THEY ARE ARGUING ABOUT WHETHER THERE IS intelligent life in space. What about whether there is moral life in Washington? That strikes me as being at least as urgent a question, but also, unfortunately, one that doesn't seem likely to be affirmatively answered any sooner than we will get the definitive word from Krypton. Of course there are (and always have been) some moral paragons and a handful of heroes walking around in the capital. But when you look at the way the big shots and most people in the parties here are addressing the ethical issues that keep floating to the surface of the political muck, one thing becomes fairly clear. It is that, never mind all the high-flown moral preachery that comes out of this city regarding the elementary duties of others, there is nothing that causes those preachers more abjectly to flee their own duty than a question of right and wrong that requires a yes or no.
As one who thinks that Newt Gingrich's lapses are more serious than his supporters allow and still much less serious than the whole array of charges the Clinton White House is trying to vaporize, I don't put the two situations on equal footing. What seems alike about them is the ways in which the larger political collectivity here is trying to handle and/or evade their implications. When you are trying to understand the players in these dramas, to figure out which are doing right and why so many seem muddled or compromised or mousy or downright mendacious in approaching the charges against their leaders, there are three considerations you should take into account.
1) WHO IS CLEAN? A large part of the difficulty in getting any clarity or clear-cut position on certain kinds of misconduct in the capital is that so many of the onlookers and would-be judges are themselves guilty of the same type of misconduct in some degree. Even when the people under a cloud are being accused of having done something considerably more unethical, there is often the nervous consideration that those who take out against them may be clobbered with a boomerang form of the same charge. There may also be the thought that not only is everyone across party lines pretty much in it together, but the kind of fudging and fooling involved is required for a viable political existence in Washington. The whole realm of campaign finance and questions of what kind of perks of office can be used for what kinds of personal activity are good examples of areas where this ambivalence tends to rule.
In fact, it appears to be so well, if only tacitly, understood across party lines that on some of these questions no one will be punished and all will be silent, that the bolder among the accused have even felt free to come on as supermoralists themselves when they were in no position to. Gingrich, who has had no end to say on the corruption of Democrats, is one. Clinton, who piously vowed to end precisely the kind of behavior of which he and his party now stand accused, is another. Even so, although there is a certain amount of jeering over this, great numbers of people in both parties are hoping to avoid having to take a stand and wish the whole business would go away.
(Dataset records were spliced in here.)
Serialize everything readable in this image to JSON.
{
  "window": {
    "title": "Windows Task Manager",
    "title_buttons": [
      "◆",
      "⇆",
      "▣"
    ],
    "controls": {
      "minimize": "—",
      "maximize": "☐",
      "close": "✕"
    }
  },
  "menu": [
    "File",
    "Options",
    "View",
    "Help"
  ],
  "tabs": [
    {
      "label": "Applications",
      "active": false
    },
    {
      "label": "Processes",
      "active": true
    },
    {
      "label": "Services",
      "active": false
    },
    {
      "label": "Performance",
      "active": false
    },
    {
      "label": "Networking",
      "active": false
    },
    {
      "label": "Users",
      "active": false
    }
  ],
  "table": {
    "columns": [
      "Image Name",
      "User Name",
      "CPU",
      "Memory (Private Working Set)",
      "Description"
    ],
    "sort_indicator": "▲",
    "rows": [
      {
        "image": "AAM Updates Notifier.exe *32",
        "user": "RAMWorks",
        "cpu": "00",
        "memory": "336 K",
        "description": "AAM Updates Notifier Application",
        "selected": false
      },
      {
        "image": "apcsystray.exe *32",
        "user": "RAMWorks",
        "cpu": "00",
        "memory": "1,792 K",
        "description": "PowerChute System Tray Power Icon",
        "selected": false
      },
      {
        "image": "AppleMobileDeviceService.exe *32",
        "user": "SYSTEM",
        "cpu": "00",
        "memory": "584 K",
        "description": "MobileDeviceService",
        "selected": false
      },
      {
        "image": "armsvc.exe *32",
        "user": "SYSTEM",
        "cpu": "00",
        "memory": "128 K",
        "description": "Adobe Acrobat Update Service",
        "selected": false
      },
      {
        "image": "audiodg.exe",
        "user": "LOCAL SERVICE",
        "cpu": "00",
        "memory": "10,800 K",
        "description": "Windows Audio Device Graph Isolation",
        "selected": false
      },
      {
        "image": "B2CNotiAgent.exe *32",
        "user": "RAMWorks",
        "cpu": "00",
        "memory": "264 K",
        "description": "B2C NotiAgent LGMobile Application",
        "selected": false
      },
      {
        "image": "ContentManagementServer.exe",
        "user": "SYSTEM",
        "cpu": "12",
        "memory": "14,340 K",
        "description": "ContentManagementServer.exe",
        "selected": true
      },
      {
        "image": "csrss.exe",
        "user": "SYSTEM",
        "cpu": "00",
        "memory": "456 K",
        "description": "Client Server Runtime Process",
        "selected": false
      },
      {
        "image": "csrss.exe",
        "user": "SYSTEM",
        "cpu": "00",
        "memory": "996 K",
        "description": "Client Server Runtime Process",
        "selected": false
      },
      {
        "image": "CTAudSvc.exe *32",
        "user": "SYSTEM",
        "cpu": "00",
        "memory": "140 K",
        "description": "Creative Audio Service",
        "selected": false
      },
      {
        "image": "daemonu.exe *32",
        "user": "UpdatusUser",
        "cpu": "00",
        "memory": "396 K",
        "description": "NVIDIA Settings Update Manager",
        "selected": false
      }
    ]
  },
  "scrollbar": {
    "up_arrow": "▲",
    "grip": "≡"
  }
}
Resentment against the accused is often not for having behaved unethically, but for having been excessive in their behavior and ruined a good thing.
2) WHO IS HONEST? Remember, I am talking about the onlookers and would- be judges here, not the participants in whatever the scandal was. Honesty means honesty in looking at the charges and trying to figure out exactly what was done and, if it was wrong, where it stands--on its own--as a misdeed. I add that honesty includes being willing to discover that the alleged misdeed was not a misdeed at all and to say so even when the political advantage goes with joining the condemnation.
The point is that there is always a great scarcity of such persons around when things get hot in Washington. Palship and partisanship and self-interest tend to prevail. Thus, from those who manifestly know better come the great tortured arguments, the nitpickings, the so's-your-old-mans, and the cries (perfected in our times) that since no actual prosecutable crime has been proven, no wrongdoing could have been done. These days in Washington you can hear Clinton loyalists arguing that all the illegal money hefting and laundering of which the Democrats are accused is very similar to and thus no worse than the Nixon campaign's schlepping around of suitcases full of hundreds of thousands of dollars. This is a defense?
3) WHO IS INDEPENDENT? I was going to say "brave," but "independent" will do. It avoids that ludicrous self-dramatization whereby politicians claim bravery for themselves and award it to others for simply doing the right thing and taking a little heat for it--as if that were synonymous with rushing into a burning building and saving a child. Leaders should be expected to try to do the right thing and to be independent about it. Independence is not disloyalty to one's party or friends or even benefactors; rightly understood and exercised in this context, it is insistence on loyalty to the principles that supposedly have joined one with them in the first place.
In most all of the scandals that have lighted up the Washington sky in recent years there have been such people, a few hardy, independent souls who, when independence was clearly morally required, refused to be bound and gagged in deference to the party line or, conversely, programmed and sent forth to parrot it to their own suppressed discomfort and shame. I'm not talking of showboats here, but of people for whom honesty was finally not an option to be considered, but an obligation to be fulfilled. They may not do well with their buddies in the present, but they do well by their reputations for the future--and their peace of mind.
We will shortly see how many such there are on the scene--independent, honest, unimplicated and willing to take on the scandals straight. I hold out hope for some, though not exactly a thundering herd. Political Washington may have adopted all sorts of rhetoric about the need for restoring traditional, right-and-wrong standards in American life. But this city remains an invincible bastion of situational ethics.